The need to spend

Qudian seemed like it had promise when it went public in October. China's growing economy has created an expanding number of rising-income workers who are adopting a more consumerist mindset. The country's private consumption rate had grown at a compounded 9.5% annual rate between 2010 and 2015, with the potential to grow at a still-robust rate of 6.8% through 2021.

Man looking at declining share price chart on tablet and pounding fist on table

Image source: Getty Images.

The rise of consumerism has been accompanied by growing demand for credit. While the People's Bank of China traditionally serves consumers, it usually lends money only to those with substantial credit histories. However, the rise of China's youth as a force for consumerism has resulted in a large class of individuals who lack a credit history yet still desire loans. They have sufficient incomes to service debt, but they haven't established themselves enough to earn it.

That's where Qudian saw an opportunity. Online consumer loans were predicted to grow at a phenomenal 54% annual rate between 2016 and 2021, according to Qudian's SEC Form F-1, and the market has hundreds of millions of potential customers.

Buying on credit

Qudian says that based on the number of active borrowers and transactions processed, it is the largest online provider of small-cash credit products in China. When it went public, it had facilitated about $5.6 billion worth of transactions for 7 million borrowers while maintaining an exceptionally low delinquency rate.

Backed by Chinese e-commerce giant Alibaba's (NYSE:BABA) Ant Financial consumer credit business, it is a pure, online-only lender whose cash loans average $136 and are typically repaid within two months, while its merchandise credit loans average $184 and are usually repaid within eight months.

With those kinds of numbers, it's no surprise there was high demand for its public offering. Qudian priced 37.5 million shares at $24 a stub for a total offering size of about $900 million, making it one of the biggest IPOs of 2017. In fact, only Snap ($3.4 billion), Altice USA ($1.9 billion), and Invitation Homes ($1.5 billion) were bigger. It was also the biggest IPO ever for a Chinese financial technology company.

On its first day of trading, shares opened more than 43% higher in the first few minutes, and they closed the session some 30% above the offering price. But it wasn't long before the wheels came off.

Tightening the financial noose

In November, China announced its intention to crack down on micro lenders and asked provincial governments to stop granting regulatory approval for new companies.
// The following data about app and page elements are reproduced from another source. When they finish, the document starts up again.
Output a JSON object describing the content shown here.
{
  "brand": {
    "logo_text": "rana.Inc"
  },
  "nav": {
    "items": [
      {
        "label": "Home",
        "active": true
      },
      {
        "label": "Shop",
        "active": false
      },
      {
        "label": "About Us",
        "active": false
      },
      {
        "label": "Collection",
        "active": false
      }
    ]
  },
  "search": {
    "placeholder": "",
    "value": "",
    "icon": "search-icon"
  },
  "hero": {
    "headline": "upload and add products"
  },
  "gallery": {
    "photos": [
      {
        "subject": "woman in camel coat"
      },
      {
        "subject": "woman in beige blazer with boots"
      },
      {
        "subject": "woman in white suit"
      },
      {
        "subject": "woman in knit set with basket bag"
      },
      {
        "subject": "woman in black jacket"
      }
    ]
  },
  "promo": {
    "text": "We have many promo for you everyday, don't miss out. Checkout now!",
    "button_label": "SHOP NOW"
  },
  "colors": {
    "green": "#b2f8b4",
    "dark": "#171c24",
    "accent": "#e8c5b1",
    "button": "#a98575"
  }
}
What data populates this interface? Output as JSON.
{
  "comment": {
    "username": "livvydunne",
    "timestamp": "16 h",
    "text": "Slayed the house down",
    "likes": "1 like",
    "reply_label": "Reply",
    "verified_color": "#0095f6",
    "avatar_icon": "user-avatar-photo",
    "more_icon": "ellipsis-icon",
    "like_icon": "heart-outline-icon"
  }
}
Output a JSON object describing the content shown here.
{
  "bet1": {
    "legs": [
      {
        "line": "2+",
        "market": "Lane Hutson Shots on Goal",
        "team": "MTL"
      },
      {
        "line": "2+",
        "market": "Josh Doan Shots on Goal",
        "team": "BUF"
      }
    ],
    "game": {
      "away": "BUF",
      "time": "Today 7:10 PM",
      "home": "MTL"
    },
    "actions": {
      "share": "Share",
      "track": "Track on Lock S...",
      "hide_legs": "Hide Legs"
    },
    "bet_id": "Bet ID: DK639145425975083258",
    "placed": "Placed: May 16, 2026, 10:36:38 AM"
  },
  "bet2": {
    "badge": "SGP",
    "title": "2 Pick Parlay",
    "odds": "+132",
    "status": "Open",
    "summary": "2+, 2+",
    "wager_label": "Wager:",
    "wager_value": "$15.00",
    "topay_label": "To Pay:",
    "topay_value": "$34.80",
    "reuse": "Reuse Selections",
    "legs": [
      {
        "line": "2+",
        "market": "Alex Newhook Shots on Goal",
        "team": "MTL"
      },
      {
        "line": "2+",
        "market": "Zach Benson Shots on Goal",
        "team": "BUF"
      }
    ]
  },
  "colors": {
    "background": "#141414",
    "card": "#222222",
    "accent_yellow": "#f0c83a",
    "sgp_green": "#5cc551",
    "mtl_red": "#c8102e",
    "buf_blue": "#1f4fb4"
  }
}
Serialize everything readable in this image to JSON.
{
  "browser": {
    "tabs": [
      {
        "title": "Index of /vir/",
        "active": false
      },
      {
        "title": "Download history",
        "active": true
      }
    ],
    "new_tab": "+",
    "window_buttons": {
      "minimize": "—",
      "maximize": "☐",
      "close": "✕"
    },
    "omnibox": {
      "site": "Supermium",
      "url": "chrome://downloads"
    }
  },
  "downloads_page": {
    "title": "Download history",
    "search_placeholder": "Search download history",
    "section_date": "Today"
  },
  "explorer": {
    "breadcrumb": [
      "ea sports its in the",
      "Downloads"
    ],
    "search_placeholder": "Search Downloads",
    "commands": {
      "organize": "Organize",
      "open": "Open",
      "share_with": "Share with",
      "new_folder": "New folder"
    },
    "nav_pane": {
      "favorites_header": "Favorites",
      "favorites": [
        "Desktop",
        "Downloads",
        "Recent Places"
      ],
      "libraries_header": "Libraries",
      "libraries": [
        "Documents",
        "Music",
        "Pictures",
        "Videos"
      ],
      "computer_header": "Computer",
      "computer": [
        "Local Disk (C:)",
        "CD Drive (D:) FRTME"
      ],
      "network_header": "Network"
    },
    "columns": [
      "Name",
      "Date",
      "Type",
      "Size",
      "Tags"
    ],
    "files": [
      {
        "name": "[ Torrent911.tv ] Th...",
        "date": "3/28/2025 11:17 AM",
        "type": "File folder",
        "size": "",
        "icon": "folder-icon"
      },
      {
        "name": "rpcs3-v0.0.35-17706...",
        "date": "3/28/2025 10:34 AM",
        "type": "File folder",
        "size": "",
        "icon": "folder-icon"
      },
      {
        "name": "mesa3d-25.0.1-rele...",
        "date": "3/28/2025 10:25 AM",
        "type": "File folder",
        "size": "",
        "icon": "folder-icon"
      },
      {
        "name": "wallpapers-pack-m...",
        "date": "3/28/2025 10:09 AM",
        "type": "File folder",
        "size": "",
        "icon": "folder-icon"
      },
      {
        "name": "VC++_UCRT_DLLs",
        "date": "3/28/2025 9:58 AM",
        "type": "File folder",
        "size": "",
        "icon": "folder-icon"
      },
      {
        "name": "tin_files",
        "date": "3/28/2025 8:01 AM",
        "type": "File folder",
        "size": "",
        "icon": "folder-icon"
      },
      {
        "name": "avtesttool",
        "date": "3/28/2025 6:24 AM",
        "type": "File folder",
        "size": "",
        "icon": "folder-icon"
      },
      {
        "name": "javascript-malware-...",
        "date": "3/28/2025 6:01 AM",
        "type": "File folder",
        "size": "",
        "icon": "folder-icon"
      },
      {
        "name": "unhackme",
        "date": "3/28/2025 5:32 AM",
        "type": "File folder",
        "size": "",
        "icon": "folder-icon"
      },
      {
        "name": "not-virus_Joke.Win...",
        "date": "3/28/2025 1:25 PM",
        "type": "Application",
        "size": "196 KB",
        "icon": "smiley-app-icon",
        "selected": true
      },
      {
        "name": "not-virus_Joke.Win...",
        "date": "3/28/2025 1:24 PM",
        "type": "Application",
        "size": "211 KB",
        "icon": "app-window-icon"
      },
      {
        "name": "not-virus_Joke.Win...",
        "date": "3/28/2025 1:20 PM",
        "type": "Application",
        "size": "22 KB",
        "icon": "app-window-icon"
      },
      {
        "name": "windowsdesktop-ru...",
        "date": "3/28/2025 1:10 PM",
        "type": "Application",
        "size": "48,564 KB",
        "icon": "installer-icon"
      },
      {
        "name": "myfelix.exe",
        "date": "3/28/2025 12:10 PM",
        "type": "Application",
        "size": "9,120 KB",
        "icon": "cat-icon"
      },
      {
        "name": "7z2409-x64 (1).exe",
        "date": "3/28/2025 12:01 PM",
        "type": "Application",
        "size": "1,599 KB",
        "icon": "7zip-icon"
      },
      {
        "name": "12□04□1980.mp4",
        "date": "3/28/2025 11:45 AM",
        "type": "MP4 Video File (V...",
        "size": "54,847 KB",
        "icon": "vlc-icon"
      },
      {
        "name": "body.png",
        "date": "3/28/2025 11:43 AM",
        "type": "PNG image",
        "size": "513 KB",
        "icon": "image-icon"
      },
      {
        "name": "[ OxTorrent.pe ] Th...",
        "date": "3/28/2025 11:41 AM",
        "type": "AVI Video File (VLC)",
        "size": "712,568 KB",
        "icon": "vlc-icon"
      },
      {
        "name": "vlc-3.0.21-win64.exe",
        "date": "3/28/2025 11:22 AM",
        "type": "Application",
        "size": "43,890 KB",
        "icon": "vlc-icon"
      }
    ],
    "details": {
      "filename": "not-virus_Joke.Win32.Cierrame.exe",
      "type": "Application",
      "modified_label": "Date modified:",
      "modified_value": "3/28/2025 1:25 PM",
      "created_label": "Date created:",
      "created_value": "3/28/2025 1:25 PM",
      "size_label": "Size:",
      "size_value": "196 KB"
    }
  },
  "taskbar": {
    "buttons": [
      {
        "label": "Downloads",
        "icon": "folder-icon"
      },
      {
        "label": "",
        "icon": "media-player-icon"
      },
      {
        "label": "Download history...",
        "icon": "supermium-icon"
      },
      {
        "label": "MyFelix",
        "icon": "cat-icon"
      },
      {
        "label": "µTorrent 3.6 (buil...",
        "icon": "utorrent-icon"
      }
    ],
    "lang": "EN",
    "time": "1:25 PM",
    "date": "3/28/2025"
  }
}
It worries that people will "blindly borrow" money without sufficient means to repay it. In response, Alibaba's Alipay platform said it would impose a 24% annual percentage rate cap, inclusive of all interest, fees, and charges on loans made through the channel. The majority of Qudian's customers are engaged through the Alipay interface.

The effect of the new regulatory environment was immediate: Qudian lost nearly half its value in a matter of days. Today its shares trade more than 60% below the highs it hit after its IPO.

While Wall Street analysts were initially enthusiastic about Qudian's potential, there's no longer reason to hold out such hope. The U.S. payday lending industry was crushed when the government went after the lenders, and the hits have kept on coming. Last October the Consumer Financial Protection Bureau proposed regulations that would require lenders to determine whether borrowers can repay their debts while also capping the number of loans a lender can make to a single borrower (though the CFPB is now considering repealing those rules under the leadership of Trump appointee Mick Mulvaney).

It looks like China is putting its micro-loan industry under the microscope, so there seems little reason to think Qudian has anywhere to go but down from here.

This article represents the opinion of the writer, who may disagree with the “official” recommendation position of a Motley Fool premium advisory service. We’re motley! Questioning an investing thesis -- even one of our own -- helps us all think critically about investing and make decisions that help us become smarter, happier, and richer.